------ EXTRACTED MATERIAL

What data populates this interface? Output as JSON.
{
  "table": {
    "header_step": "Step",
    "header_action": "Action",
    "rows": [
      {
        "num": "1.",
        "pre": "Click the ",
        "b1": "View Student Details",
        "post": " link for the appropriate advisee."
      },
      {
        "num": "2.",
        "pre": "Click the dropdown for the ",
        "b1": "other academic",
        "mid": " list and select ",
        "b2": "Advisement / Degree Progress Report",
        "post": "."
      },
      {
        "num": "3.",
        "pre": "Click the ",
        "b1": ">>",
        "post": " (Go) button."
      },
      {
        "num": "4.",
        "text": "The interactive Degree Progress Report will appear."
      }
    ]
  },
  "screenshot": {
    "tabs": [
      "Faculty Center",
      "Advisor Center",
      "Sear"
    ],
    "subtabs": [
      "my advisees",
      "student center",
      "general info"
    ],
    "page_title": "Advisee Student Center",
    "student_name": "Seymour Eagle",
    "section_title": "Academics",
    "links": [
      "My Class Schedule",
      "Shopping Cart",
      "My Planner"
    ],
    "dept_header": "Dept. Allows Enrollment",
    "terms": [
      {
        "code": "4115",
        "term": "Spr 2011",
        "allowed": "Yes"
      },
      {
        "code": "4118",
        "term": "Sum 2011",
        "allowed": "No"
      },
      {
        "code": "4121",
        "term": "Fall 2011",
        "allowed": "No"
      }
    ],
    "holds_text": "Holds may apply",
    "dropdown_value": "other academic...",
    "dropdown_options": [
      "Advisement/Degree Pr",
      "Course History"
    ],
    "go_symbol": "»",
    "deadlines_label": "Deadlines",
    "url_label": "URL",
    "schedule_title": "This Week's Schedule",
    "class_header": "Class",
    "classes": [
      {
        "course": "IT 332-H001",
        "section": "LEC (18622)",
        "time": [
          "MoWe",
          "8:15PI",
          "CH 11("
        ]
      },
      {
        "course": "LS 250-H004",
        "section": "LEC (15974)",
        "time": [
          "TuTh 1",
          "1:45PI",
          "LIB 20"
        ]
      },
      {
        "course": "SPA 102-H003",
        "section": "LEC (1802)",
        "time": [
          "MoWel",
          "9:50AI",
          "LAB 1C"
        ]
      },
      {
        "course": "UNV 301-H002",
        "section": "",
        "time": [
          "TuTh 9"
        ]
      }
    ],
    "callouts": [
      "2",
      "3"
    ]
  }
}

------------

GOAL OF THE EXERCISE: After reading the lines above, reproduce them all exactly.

THE ANSWER:
What data populates this interface? Output as JSON.
{
  "table": {
    "header_step": "Step",
    "header_action": "Action",
    "rows": [
      {
        "num": "1.",
        "pre": "Click the ",
        "b1": "View Student Details",
        "post": " link for the appropriate advisee."
      },
      {
        "num": "2.",
        "pre": "Click the dropdown for the ",
        "b1": "other academic",
        "mid": " list and select ",
        "b2": "Advisement / Degree Progress Report",
        "post": "."
      },
      {
        "num": "3.",
        "pre": "Click the ",
        "b1": ">>",
        "post": " (Go) button."
      },
      {
        "num": "4.",
        "text": "The interactive Degree Progress Report will appear."
      }
    ]
  },
  "screenshot": {
    "tabs": [
      "Faculty Center",
      "Advisor Center",
      "Sear"
    ],
    "subtabs": [
      "my advisees",
      "student center",
      "general info"
    ],
    "page_title": "Advisee Student Center",
    "student_name": "Seymour Eagle",
    "section_title": "Academics",
    "links": [
      "My Class Schedule",
      "Shopping Cart",
      "My Planner"
    ],
    "dept_header": "Dept. Allows Enrollment",
    "terms": [
      {
        "code": "4115",
        "term": "Spr 2011",
        "allowed": "Yes"
      },
      {
        "code": "4118",
        "term": "Sum 2011",
        "allowed": "No"
      },
      {
        "code": "4121",
        "term": "Fall 2011",
        "allowed": "No"
      }
    ],
    "holds_text": "Holds may apply",
    "dropdown_value": "other academic...",
    "dropdown_options": [
      "Advisement/Degree Pr",
      "Course History"
    ],
    "go_symbol": "»",
    "deadlines_label": "Deadlines",
    "url_label": "URL",
    "schedule_title": "This Week's Schedule",
    "class_header": "Class",
    "classes": [
      {
        "course": "IT 332-H001",
        "section": "LEC (18622)",
        "time": [
          "MoWe",
          "8:15PI",
          "CH 11("
        ]
      },
      {
        "course": "LS 250-H004",
        "section": "LEC (15974)",
        "time": [
          "TuTh 1",
          "1:45PI",
          "LIB 20"
        ]
      },
      {
        "course": "SPA 102-H003",
        "section": "LEC (1802)",
        "time": [
          "MoWel",
          "9:50AI",
          "LAB 1C"
        ]
      },
      {
        "course": "UNV 301-H002",
        "section": "",
        "time": [
          "TuTh 9"
        ]
      }
    ],
    "callouts": [
      "2",
      "3"
    ]
  }
}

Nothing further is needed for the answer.